and have each one share what their partner said. Make a list
of the ideas on the dry erase board. Ask for a volunteer to
say what he/she notices about the list. He/she should be able
to see that “loneliness, emptiness (emotional and physical),
etc” are common themes. Ask the students to talk about
the presence of poverty in their community or in their country.
- Have students illustrate the poem. Make sure to include
a grading rubric that incorporates the poem’s theme
into the illustration. Set a time limit and leave time to
share. Post the illustrations with a copy of the poem on the
Global Connections: Think about possible causes of
poverty and research current events for evidence of extreme
poverty in the world.
Content Objectives: Children will expand their knowledge
of poverty to include global implications.

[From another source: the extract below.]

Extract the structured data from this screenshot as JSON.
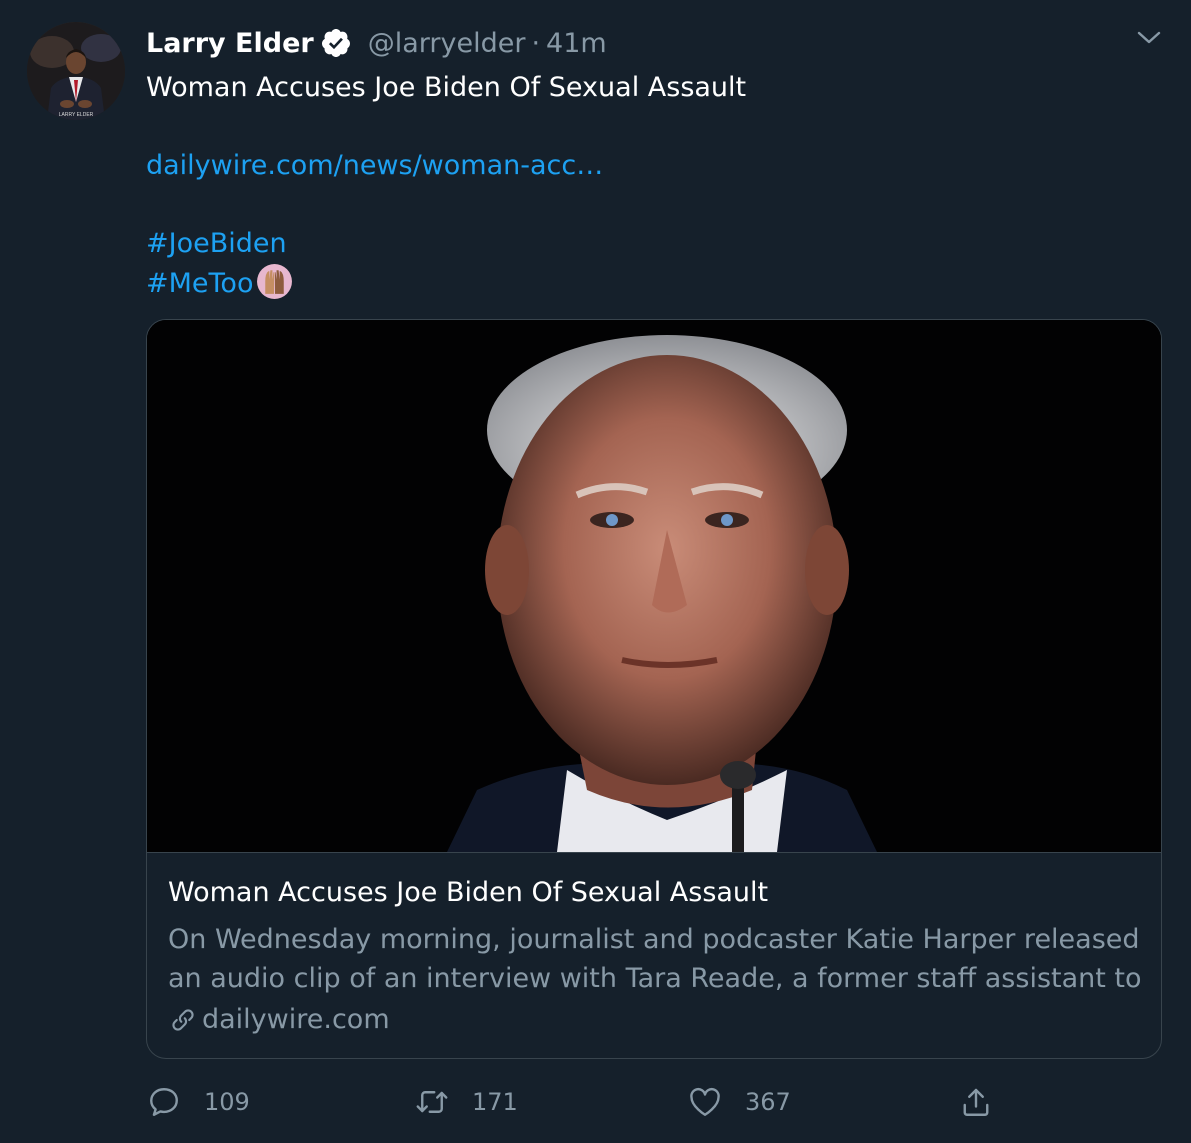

Process Objectives: Students will recall the poem
“Poor,” and they will share their illustrations.
This will lead to a discussion about where poverty exists and
why. Students will think about the causes and then conduct a
guided research exercise to “test” their theories.
- Begin by remembering what the class discussed the day before
about poverty. Read the poem aloud together and look at their
- Ask the students to journal for 10 minutes about where in
the world they think poverty exists and why it exists.
- Lead the students to a computer lab to conduct an internet
search using yahooligans.com. Give them a sheet that requires
them to identify three places in the world where poverty exists
and reasons why it exists there.
Link to NCSS Strand and Unifying Theme
Through the process of investigation, children will discover
on their own where poverty exists and why. They will then be
able to answer this question: How do the actions of economic
superpowers affect the condition of global poverty in the world?
Content Objectives: Students will identify ways in which countries
can work together to address the issue of global poverty.
Process Objectives: Students will share their research and
talk about the causes of poverty. They will begin to see ways
in which people and governments could work together to address
the needs of people and economic progress.
- Have the students take post-it flags and mark the places
where they found articles on global poverty.
- Ask the students what they notice
on the map. Do they see patterns? What strikes them as they
look at the map?
- Have students share their research. Ask them to discuss
the causes of poverty?
- Divide the students into groups of four and give each group
a large sheet of paper. Ask them to come up with solutions
to the issue of global poverty. Have them think about the
causes and how governments could work together to solve these
- Bring them back together and share the solutions.
Lesson 4 will turn the students’ ideas
to pro-active response. Students will identify one way in which
they can combat poverty. They will be empowered to make a difference
on the condition of poverty by executing their idea.
In assessing the students’ progress in this lesson, I
want to learn as much about the students as possible and provide
them with multiple entry points for learning (Goodwin 1997).
The focus of these lessons is on reflection and leading children
to believe that they have control of their learning and discovery
Each activity is designed to allow children to build on previous
knowledge and apply it to a new activity. To this end, as an
assessment tool, I will chart the responses of the children
to see if they are internalizing what they learned from one
activity to the next. I will also use the children’s journals
and their illustrations as a way to gauge whether or not they
applied written and/or pictorial comprehension to their ideas.
As always, if you have ideas to share please e-mail me at firstname.lastname@example.org.
Best of luck! Tobey